of upwards of 200 persons convicted of serious crimes.)
Several years ago, I appeared before you and urged a call
to action to address the deplorable state of our juvenile
justice system. You responded, quickly and effectively,
and our state is on its way to real juvenile justice reform.
I ask you to do the same with indigent defense.
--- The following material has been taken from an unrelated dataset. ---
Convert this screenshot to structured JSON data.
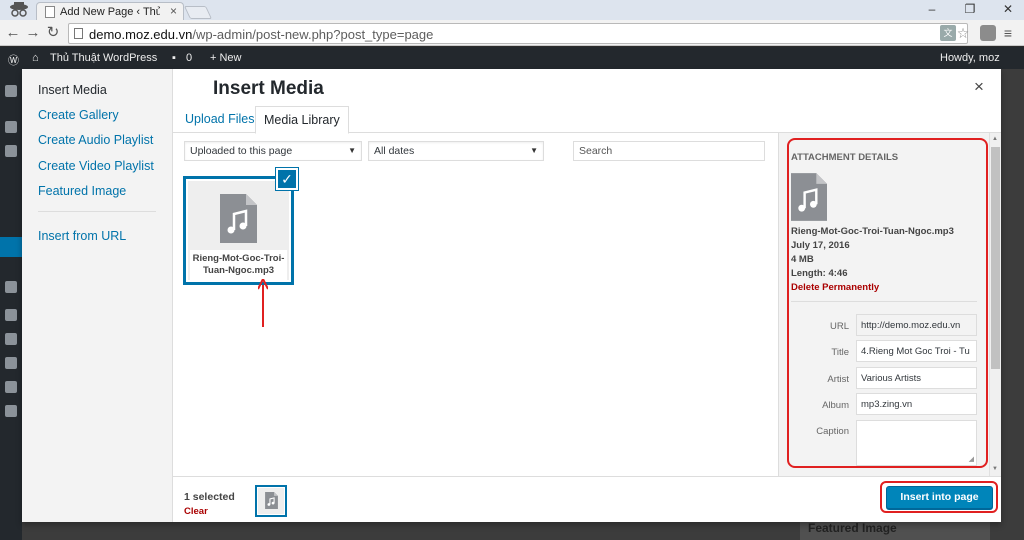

We owe
it to our citizens, especially to the victims of crime, to
do what we can to insure that convictions are obtained that
will survive the appellate process and constitutional challenge.
As a Supreme Court Justice, I must be an advocate of compliance
with the mandates of our state and federal constitutions,
and therefore, I admonish you, simply, to do the right thing.
Provide for a workable and adequately funded indigent
defense system, so that another victim does not have to go
through the agony of an overturned conviction and repeat of
grueling trial testimony, or so that an innocent person is
spared the ordeal of an unjust conviction and punishment.
This is just one of your many challenges, as well as your
responsibility. Let us show the people that our State
is more than up to that challenge.
In conclusion, let me again say what an honor and privilege
it is to be before you today. We greatly appreciate
your courtesies. On behalf of the state judiciary,
thank you President Hines, Speaker Salter, and all of
you, the dedicated members of our state Legislature, for opening
your chamber to us today, for your attention to my remarks,
and for your unfailing devotion to the people of Louisiana.